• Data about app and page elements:
::::::::

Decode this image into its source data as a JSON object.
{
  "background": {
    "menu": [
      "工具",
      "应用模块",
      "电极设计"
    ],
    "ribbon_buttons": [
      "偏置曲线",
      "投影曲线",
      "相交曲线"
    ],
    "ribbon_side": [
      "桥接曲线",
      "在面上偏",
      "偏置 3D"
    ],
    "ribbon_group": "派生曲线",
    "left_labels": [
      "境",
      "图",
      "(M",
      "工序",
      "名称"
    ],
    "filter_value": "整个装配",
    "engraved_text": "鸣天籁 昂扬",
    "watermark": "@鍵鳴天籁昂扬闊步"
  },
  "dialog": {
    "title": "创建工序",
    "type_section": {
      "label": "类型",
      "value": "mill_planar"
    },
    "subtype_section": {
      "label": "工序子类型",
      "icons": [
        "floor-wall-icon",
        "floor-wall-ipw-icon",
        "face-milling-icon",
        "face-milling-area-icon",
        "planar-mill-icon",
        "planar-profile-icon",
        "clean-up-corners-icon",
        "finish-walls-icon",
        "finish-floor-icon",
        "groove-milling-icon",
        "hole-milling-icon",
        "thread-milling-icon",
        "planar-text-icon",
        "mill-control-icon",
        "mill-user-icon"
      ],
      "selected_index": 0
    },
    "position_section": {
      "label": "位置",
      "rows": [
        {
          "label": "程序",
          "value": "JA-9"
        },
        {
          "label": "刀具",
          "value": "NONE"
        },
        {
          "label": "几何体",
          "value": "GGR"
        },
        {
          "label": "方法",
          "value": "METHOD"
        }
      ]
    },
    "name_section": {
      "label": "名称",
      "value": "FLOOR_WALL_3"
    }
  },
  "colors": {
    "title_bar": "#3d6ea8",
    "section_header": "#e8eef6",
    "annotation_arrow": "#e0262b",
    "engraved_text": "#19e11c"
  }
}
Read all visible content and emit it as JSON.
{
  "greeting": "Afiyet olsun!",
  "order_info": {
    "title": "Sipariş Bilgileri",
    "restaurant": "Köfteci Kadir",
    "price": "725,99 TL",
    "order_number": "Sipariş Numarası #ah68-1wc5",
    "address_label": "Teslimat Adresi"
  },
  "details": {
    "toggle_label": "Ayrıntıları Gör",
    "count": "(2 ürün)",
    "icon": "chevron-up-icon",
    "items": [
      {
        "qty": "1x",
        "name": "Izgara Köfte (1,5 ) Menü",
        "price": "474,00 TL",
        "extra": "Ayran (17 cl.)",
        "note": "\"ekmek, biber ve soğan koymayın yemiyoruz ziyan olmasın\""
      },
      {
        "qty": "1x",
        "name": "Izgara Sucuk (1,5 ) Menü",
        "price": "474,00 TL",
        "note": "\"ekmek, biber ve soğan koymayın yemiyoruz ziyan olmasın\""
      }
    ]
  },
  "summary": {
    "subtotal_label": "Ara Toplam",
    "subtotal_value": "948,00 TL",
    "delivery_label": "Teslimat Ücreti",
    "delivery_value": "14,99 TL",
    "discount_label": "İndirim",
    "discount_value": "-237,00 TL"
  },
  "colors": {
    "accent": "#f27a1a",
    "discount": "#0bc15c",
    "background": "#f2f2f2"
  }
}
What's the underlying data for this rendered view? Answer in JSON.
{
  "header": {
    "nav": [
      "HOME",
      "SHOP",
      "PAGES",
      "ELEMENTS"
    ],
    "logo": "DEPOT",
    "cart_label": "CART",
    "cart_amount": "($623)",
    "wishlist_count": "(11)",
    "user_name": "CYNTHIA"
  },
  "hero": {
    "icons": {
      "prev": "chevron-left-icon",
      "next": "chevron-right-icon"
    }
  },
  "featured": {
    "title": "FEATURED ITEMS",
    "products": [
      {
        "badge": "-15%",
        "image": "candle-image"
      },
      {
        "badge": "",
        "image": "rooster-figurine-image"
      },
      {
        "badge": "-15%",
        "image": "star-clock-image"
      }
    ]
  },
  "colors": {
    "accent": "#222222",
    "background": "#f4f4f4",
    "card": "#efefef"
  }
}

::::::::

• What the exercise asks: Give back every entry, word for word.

• Solved problem:
Decode this image into its source data as a JSON object.
{
  "background": {
    "menu": [
      "工具",
      "应用模块",
      "电极设计"
    ],
    "ribbon_buttons": [
      "偏置曲线",
      "投影曲线",
      "相交曲线"
    ],
    "ribbon_side": [
      "桥接曲线",
      "在面上偏",
      "偏置 3D"
    ],
    "ribbon_group": "派生曲线",
    "left_labels": [
      "境",
      "图",
      "(M",
      "工序",
      "名称"
    ],
    "filter_value": "整个装配",
    "engraved_text": "鸣天籁 昂扬",
    "watermark": "@鍵鳴天籁昂扬闊步"
  },
  "dialog": {
    "title": "创建工序",
    "type_section": {
      "label": "类型",
      "value": "mill_planar"
    },
    "subtype_section": {
      "label": "工序子类型",
      "icons": [
        "floor-wall-icon",
        "floor-wall-ipw-icon",
        "face-milling-icon",
        "face-milling-area-icon",
        "planar-mill-icon",
        "planar-profile-icon",
        "clean-up-corners-icon",
        "finish-walls-icon",
        "finish-floor-icon",
        "groove-milling-icon",
        "hole-milling-icon",
        "thread-milling-icon",
        "planar-text-icon",
        "mill-control-icon",
        "mill-user-icon"
      ],
      "selected_index": 0
    },
    "position_section": {
      "label": "位置",
      "rows": [
        {
          "label": "程序",
          "value": "JA-9"
        },
        {
          "label": "刀具",
          "value": "NONE"
        },
        {
          "label": "几何体",
          "value": "GGR"
        },
        {
          "label": "方法",
          "value": "METHOD"
        }
      ]
    },
    "name_section": {
      "label": "名称",
      "value": "FLOOR_WALL_3"
    }
  },
  "colors": {
    "title_bar": "#3d6ea8",
    "section_header": "#e8eef6",
    "annotation_arrow": "#e0262b",
    "engraved_text": "#19e11c"
  }
}
Read all visible content and emit it as JSON.
{
  "greeting": "Afiyet olsun!",
  "order_info": {
    "title": "Sipariş Bilgileri",
    "restaurant": "Köfteci Kadir",
    "price": "725,99 TL",
    "order_number": "Sipariş Numarası #ah68-1wc5",
    "address_label": "Teslimat Adresi"
  },
  "details": {
    "toggle_label": "Ayrıntıları Gör",
    "count": "(2 ürün)",
    "icon": "chevron-up-icon",
    "items": [
      {
        "qty": "1x",
        "name": "Izgara Köfte (1,5 ) Menü",
        "price": "474,00 TL",
        "extra": "Ayran (17 cl.)",
        "note": "\"ekmek, biber ve soğan koymayın yemiyoruz ziyan olmasın\""
      },
      {
        "qty": "1x",
        "name": "Izgara Sucuk (1,5 ) Menü",
        "price": "474,00 TL",
        "note": "\"ekmek, biber ve soğan koymayın yemiyoruz ziyan olmasın\""
      }
    ]
  },
  "summary": {
    "subtotal_label": "Ara Toplam",
    "subtotal_value": "948,00 TL",
    "delivery_label": "Teslimat Ücreti",
    "delivery_value": "14,99 TL",
    "discount_label": "İndirim",
    "discount_value": "-237,00 TL"
  },
  "colors": {
    "accent": "#f27a1a",
    "discount": "#0bc15c",
    "background": "#f2f2f2"
  }
}
What's the underlying data for this rendered view? Answer in JSON.
{
  "header": {
    "nav": [
      "HOME",
      "SHOP",
      "PAGES",
      "ELEMENTS"
    ],
    "logo": "DEPOT",
    "cart_label": "CART",
    "cart_amount": "($623)",
    "wishlist_count": "(11)",
    "user_name": "CYNTHIA"
  },
  "hero": {
    "icons": {
      "prev": "chevron-left-icon",
      "next": "chevron-right-icon"
    }
  },
  "featured": {
    "title": "FEATURED ITEMS",
    "products": [
      {
        "badge": "-15%",
        "image": "candle-image"
      },
      {
        "badge": "",
        "image": "rooster-figurine-image"
      },
      {
        "badge": "-15%",
        "image": "star-clock-image"
      }
    ]
  },
  "colors": {
    "accent": "#222222",
    "background": "#f4f4f4",
    "card": "#efefef"
  }
}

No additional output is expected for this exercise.